(Records drawn from a dataset)
────────────────
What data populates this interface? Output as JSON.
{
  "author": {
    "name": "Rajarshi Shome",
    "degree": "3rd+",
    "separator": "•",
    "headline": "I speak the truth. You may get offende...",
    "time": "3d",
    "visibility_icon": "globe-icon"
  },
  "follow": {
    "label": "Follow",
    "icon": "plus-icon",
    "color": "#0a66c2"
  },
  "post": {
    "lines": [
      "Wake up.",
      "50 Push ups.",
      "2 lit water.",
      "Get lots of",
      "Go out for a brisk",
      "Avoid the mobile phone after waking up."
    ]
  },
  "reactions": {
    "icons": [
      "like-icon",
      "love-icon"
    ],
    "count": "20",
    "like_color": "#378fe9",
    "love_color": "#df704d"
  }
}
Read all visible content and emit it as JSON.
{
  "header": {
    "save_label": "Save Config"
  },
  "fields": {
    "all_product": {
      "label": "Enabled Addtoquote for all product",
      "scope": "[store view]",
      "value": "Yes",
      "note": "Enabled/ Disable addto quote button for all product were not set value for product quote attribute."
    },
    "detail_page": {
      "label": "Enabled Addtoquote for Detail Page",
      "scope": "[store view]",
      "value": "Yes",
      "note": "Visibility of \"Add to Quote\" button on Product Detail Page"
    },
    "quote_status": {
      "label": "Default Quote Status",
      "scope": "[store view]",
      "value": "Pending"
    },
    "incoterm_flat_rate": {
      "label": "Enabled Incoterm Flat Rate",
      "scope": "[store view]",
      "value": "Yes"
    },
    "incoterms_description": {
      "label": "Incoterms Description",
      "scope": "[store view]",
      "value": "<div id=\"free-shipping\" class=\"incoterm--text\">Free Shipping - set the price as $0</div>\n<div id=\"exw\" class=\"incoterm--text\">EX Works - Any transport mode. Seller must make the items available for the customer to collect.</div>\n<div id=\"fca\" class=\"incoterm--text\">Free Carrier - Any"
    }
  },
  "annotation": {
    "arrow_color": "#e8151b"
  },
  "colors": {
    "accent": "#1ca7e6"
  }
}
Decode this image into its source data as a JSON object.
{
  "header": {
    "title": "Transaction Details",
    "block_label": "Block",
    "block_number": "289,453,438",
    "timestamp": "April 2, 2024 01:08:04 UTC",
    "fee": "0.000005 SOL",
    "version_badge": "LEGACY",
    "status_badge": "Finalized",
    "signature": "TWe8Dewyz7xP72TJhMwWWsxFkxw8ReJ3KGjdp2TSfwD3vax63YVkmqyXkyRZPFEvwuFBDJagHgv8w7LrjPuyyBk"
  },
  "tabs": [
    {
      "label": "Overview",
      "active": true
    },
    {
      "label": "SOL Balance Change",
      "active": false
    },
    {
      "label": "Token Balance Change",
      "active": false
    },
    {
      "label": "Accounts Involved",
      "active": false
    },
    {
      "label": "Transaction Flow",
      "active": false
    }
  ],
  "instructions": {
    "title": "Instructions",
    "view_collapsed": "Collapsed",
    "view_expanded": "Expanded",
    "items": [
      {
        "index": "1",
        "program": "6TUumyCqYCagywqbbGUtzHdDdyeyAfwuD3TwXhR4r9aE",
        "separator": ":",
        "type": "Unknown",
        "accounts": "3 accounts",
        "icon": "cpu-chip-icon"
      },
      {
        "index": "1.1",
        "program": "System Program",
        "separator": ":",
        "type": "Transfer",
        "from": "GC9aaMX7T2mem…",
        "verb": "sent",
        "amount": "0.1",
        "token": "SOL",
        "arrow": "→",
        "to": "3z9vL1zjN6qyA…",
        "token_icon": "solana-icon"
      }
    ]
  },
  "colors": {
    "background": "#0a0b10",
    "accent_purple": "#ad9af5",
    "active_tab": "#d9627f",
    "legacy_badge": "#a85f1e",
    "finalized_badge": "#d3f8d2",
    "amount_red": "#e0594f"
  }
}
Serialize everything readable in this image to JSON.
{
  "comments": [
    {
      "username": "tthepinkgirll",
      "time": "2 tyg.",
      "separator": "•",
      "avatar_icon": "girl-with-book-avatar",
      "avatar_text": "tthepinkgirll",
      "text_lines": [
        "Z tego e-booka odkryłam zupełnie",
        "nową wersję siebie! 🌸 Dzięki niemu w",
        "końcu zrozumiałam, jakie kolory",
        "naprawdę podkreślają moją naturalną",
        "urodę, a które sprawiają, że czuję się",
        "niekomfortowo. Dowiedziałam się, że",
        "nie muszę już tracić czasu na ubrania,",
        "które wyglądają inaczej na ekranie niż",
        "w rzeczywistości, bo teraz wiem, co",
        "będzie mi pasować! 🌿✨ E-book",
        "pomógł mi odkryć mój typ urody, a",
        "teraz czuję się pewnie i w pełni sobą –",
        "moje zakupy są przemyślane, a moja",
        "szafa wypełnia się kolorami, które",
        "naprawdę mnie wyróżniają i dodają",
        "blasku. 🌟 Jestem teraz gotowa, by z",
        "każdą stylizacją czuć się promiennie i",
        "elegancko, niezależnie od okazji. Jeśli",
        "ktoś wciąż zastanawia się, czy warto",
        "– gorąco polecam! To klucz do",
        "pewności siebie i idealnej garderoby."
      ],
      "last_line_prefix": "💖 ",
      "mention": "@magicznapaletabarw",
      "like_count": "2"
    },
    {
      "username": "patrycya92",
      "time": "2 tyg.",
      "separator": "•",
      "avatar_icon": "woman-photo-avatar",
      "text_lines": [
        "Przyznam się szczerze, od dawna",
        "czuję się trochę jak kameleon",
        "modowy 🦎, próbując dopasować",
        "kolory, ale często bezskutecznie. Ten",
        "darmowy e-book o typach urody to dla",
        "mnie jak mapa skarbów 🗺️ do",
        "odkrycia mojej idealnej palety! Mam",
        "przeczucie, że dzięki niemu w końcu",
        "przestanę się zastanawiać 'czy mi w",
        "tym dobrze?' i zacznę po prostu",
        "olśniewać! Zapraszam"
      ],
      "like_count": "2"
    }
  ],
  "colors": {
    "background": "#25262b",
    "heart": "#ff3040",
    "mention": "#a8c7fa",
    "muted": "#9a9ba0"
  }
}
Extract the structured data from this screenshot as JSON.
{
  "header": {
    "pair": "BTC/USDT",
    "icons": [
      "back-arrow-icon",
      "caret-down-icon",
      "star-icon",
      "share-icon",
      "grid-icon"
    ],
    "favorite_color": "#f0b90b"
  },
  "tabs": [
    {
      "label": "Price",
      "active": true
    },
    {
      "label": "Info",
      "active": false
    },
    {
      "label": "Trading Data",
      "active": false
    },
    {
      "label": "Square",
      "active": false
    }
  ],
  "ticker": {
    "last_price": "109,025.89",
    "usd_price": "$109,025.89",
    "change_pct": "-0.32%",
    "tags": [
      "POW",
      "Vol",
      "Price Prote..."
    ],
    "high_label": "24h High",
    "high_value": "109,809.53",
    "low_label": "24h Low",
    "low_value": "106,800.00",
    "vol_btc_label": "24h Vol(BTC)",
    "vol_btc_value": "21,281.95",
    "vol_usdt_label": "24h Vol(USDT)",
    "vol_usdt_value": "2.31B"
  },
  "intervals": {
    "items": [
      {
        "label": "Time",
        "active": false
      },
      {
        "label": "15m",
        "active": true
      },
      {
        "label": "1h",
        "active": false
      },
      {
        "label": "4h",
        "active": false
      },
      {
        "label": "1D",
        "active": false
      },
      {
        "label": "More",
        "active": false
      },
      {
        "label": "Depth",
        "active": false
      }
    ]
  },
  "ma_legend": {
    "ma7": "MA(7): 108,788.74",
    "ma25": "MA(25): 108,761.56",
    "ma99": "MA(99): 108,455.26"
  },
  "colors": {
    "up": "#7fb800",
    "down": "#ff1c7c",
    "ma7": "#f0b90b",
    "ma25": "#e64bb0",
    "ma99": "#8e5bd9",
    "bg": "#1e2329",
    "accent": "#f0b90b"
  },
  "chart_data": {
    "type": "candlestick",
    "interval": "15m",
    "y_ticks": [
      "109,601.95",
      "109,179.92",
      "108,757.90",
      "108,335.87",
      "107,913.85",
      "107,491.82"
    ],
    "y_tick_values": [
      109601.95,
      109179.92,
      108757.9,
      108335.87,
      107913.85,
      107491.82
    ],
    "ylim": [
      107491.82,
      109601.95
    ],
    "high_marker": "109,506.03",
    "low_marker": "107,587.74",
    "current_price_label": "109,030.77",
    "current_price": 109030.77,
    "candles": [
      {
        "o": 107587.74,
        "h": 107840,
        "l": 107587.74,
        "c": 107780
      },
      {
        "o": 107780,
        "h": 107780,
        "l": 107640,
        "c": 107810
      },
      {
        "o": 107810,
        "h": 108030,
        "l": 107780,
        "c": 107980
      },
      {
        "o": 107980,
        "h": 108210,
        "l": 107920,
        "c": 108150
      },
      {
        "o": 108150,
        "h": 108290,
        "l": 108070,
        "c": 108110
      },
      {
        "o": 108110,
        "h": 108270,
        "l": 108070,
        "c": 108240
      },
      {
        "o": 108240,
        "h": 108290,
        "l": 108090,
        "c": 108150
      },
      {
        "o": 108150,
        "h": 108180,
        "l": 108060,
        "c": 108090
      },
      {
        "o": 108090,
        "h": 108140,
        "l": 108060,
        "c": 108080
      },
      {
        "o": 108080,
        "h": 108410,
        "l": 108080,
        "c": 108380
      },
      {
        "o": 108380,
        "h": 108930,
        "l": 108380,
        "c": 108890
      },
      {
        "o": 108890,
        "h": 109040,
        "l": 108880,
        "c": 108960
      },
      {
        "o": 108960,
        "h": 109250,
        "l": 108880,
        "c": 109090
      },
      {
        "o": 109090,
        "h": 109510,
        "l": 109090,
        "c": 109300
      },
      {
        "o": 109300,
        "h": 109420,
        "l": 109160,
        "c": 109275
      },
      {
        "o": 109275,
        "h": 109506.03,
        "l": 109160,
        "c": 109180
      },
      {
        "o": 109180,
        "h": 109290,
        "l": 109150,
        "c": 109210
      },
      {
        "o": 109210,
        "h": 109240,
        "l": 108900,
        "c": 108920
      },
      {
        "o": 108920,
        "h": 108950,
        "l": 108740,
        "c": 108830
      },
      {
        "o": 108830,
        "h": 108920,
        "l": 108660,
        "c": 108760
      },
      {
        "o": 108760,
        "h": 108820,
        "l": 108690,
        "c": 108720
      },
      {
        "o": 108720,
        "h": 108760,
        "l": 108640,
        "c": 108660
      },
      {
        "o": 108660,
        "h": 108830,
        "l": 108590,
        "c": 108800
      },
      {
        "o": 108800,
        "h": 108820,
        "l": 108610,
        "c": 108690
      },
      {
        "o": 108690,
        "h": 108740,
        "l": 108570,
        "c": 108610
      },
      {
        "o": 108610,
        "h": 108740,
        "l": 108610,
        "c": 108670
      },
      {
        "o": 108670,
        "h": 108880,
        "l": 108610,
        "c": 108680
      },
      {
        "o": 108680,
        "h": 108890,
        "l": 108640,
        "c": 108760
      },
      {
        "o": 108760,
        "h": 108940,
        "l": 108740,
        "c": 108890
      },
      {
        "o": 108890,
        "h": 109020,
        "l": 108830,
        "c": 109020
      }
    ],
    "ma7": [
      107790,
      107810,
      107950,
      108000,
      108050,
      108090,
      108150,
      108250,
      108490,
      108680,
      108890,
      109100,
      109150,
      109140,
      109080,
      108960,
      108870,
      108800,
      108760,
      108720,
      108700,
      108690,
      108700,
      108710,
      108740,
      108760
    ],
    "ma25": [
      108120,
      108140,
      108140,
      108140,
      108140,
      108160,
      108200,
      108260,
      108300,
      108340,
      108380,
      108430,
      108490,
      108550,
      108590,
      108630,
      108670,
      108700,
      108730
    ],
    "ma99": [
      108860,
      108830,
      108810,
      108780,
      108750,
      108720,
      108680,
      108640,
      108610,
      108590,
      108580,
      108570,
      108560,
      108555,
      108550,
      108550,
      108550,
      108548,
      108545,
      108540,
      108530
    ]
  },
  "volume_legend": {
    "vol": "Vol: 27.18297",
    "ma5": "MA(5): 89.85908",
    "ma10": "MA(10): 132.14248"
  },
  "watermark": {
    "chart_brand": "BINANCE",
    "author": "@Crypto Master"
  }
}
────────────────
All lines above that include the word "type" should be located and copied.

        "type": "Unknown",
        "type": "Transfer",
    "type": "candlestick",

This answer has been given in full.